The future started 40 years ago
- 03 November 2009
By Molly Webb, Head of Smart Technologies, The Climate Group.
Last week seemed like most other weeks, but it was the 40th anniversary of something that changed all of our lives. October 29th marked the day when 40 years ago, the first ARPANET message was sent, and voila!, the birth of the internet. Programmers talked by phone, coordinating their house-size machines, to send the letters l...o.... and failed to write the word 'login' before they crashed.
40 years later, we're each logging in hundreds of times a day. A great NPR story interviews these founding fathers as they wonder why they didn't think of something a little more historic to say.
Login - the most prosaic word to describe the last 40 years of the internet. You and me, logging in to read (web 1.0) or create (web 2.0) content.
What will the next 40 years bring?
On November 16th, you'll be able to create domains in Chinese characters, or German or anything you want. This is a huge step forward for accessibility and creativity. But that is an expansion of where we are today, and I think we have something more surprising to look forward to.
The internet is already the past (static brochure-like homepages), the present (twitter) and future all at once. The future is here today, only in pockets. It looks different not only because of the nature of the data being created, but because of who (or what) is communicating. There are currently 4 billion people connected to each other through the internet and mobile phones. There will be 8 billion in 2020. But there will be 50 billion machine connections, if predictions are correct, and we will be living in an internet of 'things'. Will they constantly tweet their presence? Will they predict what we should eat for breakfast? Will they learn from our behaviour and their own?
As with any set of technologies, it can be used for just about anything we can imagine. But what it clearly will do is create transparency not only about what our best friends and distant bloggers are thinking, but about the long term impact of today's actions. We will create data about our actions, not just words and information. Imagine a house that learns from your energy use and then begins to help you save energy based on that knowledge, automatically turning off your boiler, or showing you today what your actions will mean tomorrow (ie: how much money you'll be spending on energy over 10 years). Imagine what we could do with this kind of feedback. (Taste the future from AlertMe and Google).

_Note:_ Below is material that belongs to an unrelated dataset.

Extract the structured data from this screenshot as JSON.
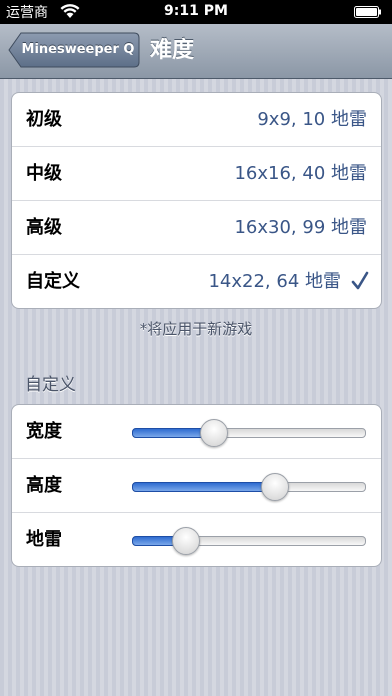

We'll have come a long way from 'login' to the world of instant feedback. How will we use this in the next 20 years, in 40 years? Climate change in particular is one problem that results from this lack of feedback.
Our next 'login' message just might be our actions -- speaking louder than words.